  • Definite kitchen.

Cons:

  • Big. Brook doesn’t want to drive it.
  • Neither of us want to trade living in a small condo to living in a van.
  • Complicated. Electrical systems, plumbing systems- all are customized and require more commitment to build out well.
  • Less suitable for true off-road driving.

Land Cruiser

Pros:

  • Classic vehicle for this purpose
  • Awesome style

Cons

  • Expensive
  • Feels like slightly too much vehicle for us
  • Older models look cooler, but we aren’t pros at vehicle maintenance

 

So that really narrows our decision down to Taco v. 4Runner. Interestingly, they both are built on the same truck base and all models have the same engines. The difference between SR5, TRD, and Limited is in the fit-out- moon roof, tires, wheels, interiors, etc.

Toyota Tacoma

Pros:

  • Truck bed allows us to keep dirty/stinky stuff separate from cab
  • Truck bed is slightly larger than back of 4 Runner
  • Can add a cab so that the interior space is larger than 4Runner

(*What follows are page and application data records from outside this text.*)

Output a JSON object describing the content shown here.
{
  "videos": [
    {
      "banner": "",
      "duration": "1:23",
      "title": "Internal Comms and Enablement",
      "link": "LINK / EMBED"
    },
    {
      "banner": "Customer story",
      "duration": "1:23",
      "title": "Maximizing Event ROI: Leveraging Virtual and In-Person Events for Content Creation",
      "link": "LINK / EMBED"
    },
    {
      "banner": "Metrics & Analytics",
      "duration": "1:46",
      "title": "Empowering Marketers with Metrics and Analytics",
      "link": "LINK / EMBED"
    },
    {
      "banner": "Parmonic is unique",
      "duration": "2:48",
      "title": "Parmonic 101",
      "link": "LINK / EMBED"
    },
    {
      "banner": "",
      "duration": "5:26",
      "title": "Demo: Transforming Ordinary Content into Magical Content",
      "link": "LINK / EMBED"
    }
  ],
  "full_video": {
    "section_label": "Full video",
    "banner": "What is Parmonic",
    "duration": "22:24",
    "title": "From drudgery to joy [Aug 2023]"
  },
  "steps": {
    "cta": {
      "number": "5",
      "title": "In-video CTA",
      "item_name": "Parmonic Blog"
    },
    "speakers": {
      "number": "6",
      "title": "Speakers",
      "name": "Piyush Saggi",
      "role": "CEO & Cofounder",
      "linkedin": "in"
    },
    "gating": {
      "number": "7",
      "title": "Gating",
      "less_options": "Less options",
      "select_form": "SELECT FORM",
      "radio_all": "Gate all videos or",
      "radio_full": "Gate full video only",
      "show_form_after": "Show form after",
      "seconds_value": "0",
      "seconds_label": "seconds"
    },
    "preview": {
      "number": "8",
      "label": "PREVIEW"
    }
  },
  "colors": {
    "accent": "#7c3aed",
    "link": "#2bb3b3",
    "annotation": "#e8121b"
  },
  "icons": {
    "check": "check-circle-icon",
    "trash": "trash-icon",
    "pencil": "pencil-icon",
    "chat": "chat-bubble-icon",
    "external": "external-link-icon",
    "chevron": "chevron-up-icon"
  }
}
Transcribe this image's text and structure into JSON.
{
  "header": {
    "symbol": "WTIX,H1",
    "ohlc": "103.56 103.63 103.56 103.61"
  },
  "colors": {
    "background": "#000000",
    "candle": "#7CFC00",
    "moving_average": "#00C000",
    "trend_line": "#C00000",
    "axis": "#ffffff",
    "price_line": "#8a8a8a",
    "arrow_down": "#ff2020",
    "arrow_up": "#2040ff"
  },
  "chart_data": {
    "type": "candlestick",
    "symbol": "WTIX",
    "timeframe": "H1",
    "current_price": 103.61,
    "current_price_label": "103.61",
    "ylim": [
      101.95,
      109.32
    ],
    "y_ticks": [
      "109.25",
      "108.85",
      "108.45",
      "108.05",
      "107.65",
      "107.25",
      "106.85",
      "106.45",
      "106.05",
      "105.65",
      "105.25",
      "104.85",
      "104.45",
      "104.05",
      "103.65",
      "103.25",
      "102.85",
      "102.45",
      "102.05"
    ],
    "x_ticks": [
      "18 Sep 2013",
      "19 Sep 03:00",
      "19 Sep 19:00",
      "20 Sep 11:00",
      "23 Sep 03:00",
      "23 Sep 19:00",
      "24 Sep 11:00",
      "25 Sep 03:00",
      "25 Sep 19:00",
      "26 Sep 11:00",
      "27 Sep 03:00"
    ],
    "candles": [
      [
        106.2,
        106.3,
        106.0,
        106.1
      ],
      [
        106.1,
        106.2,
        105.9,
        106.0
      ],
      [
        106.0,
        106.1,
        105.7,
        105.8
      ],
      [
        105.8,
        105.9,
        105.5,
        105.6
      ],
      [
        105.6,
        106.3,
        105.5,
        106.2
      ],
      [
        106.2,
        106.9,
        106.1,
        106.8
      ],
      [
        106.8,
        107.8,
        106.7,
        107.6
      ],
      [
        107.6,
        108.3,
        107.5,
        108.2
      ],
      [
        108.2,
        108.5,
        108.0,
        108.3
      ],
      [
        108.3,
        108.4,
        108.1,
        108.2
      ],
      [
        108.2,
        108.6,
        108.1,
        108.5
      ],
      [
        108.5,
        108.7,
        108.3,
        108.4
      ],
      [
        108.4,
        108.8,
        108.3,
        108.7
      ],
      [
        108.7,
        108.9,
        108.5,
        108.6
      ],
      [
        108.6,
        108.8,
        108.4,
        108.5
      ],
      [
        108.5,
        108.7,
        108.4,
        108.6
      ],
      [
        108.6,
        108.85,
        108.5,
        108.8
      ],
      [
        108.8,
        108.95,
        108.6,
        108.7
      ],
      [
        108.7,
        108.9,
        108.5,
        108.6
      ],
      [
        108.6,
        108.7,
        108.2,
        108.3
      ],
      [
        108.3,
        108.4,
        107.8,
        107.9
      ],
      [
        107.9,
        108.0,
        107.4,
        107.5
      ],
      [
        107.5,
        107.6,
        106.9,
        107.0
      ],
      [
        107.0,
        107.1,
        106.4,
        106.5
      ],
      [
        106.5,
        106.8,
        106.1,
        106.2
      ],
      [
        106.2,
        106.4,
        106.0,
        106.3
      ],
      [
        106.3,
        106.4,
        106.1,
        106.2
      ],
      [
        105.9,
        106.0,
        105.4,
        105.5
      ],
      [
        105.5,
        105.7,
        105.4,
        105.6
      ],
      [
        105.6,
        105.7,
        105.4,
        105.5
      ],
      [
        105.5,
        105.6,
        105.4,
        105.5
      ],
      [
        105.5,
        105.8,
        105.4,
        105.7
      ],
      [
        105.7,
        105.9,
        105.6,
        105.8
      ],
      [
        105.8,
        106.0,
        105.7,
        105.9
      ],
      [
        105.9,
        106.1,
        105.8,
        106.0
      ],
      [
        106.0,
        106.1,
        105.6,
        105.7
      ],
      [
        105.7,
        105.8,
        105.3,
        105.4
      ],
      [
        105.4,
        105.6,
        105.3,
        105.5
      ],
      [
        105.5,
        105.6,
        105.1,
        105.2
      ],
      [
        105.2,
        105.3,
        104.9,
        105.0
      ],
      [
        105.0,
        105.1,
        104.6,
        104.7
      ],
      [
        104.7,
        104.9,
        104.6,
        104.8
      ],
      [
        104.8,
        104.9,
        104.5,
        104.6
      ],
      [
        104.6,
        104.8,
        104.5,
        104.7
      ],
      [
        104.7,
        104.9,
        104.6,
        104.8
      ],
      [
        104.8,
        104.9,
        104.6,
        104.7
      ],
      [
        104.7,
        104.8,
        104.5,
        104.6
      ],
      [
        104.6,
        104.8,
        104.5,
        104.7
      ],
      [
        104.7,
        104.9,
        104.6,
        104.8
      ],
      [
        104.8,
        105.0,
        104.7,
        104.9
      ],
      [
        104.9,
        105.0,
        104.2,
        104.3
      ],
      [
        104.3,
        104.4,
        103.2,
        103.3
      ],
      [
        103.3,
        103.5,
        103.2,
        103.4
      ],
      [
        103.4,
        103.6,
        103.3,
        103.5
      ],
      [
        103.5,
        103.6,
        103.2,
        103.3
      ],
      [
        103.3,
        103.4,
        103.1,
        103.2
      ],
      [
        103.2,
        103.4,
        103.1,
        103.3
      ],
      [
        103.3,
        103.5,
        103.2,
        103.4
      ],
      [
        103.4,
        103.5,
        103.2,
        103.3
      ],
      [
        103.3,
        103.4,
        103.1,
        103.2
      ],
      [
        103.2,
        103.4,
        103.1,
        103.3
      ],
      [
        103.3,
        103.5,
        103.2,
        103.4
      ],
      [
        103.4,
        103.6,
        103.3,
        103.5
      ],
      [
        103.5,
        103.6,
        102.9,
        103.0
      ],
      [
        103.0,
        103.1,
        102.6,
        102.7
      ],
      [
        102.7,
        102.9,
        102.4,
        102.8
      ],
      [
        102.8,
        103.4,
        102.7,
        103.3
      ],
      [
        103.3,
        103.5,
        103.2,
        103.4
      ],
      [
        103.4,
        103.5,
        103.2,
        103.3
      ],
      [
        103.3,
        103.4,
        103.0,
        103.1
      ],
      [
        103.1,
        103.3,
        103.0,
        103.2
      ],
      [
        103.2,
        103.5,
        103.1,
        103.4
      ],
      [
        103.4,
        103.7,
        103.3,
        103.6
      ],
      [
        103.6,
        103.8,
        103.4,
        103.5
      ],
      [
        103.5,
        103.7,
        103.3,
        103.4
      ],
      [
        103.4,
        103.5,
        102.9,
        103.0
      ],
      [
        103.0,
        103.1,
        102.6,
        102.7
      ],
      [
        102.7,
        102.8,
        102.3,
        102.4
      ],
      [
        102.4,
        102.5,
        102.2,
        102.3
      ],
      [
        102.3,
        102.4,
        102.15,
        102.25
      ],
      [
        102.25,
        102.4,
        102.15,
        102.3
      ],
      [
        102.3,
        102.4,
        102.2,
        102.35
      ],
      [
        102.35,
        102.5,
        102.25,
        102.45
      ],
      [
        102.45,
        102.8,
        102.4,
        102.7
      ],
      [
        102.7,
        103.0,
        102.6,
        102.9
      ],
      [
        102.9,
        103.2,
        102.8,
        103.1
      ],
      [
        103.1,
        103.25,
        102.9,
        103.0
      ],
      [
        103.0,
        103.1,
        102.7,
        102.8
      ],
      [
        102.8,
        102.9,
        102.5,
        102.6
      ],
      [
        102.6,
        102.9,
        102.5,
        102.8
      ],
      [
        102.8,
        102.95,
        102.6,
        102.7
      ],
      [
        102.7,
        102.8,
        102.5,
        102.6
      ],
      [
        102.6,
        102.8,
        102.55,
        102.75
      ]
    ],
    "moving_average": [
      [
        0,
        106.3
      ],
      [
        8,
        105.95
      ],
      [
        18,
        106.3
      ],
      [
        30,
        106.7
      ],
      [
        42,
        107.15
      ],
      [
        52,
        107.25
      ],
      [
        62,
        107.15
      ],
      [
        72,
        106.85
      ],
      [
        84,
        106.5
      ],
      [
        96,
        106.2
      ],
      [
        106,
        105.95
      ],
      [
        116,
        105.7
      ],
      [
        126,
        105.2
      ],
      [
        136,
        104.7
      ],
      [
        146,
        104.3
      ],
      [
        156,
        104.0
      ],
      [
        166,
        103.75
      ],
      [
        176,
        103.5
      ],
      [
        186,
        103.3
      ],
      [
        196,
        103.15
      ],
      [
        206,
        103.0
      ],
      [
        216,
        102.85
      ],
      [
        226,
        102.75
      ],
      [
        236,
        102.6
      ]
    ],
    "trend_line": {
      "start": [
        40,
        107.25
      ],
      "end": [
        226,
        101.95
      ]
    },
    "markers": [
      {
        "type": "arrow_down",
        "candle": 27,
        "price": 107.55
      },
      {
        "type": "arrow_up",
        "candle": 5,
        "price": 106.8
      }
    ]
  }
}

Cons:

  • Objects in truck bed are more vulnerable to theft.
  • Objects in truck bed can get wet in rain.

 

Toyota 4Runner

Pros:

  • Everything stays dry inside the vehicle
  • If we get someplace and its really wet out, we *can* sleep inside the vehicle.
  • Less vulnerability to theft, in theory.

Cons:

  • Stinky stuff stays in the cab.

 

Anyway, when all was said and done we chose the 4Runner.

 

The Plan

  • Buy a slightly used Toyota 4Runner
  • Kit it out with lift kit, new wheels, roof tent, drawers, and other niceties
  • Go on adventures

A little background:

Daniel and I ( Brook writing) are married, climbers, and (mostly) have been city folk. (Small-city, but city nonetheless.) We live in Portland, Maine. We work for ourselves, and often we can work location independent, as long as we stay in the continental US.

Portland is a really cool city but it has gotten a little too hip for my taste in the past several years. Popularity brings good coffeeshops but some annoyances.

There’s been this building momentum towards some sort of lifestyle change for a while- but we haven’t been quite sure what it was- a new house? a new city? do we just need a sauna and an entertaining kitchen and a second bathroom?

At the same time, we’ve been theorizing about ways to spend more time away from home and on the road- specifically climbing- for the past year or so.

We have friends who live to climb- total dirtbags- and I always feel a little bit envious for their perceived freedoms.  On the other hand, we love our work and other projects passionately, and don’t want to give them up.  Portland is a great city to have as a base of operations, so we intend to keep our footprint here light but permanent.

The picture started to shift into focus a couple of weeks ago when we got to see a Sprinter van buildout by a charming couple who have been living in it- with their cat- and climbing full time- for almost two years.

Then I just had to do some soft convincing. See, Daniel *thinks* that he really prefers to live in a house with a shower and flush toilet. So I just casually mentioned, several times, how much I’d like to have a lifestyle that involved being able to drive off into the wilderness. That got Daniel thinking about investing in timberlands.

A few days later we happened to be at a Walmart at the same time as a fully-kitted out 4-Runner (roof tent, lift kit, knobby tires, extra jerry cans.) That vehicle made the image crystalize.

By the next day, Daniel had done hours of research into overland vehicles and was fully convinced of the possibilities.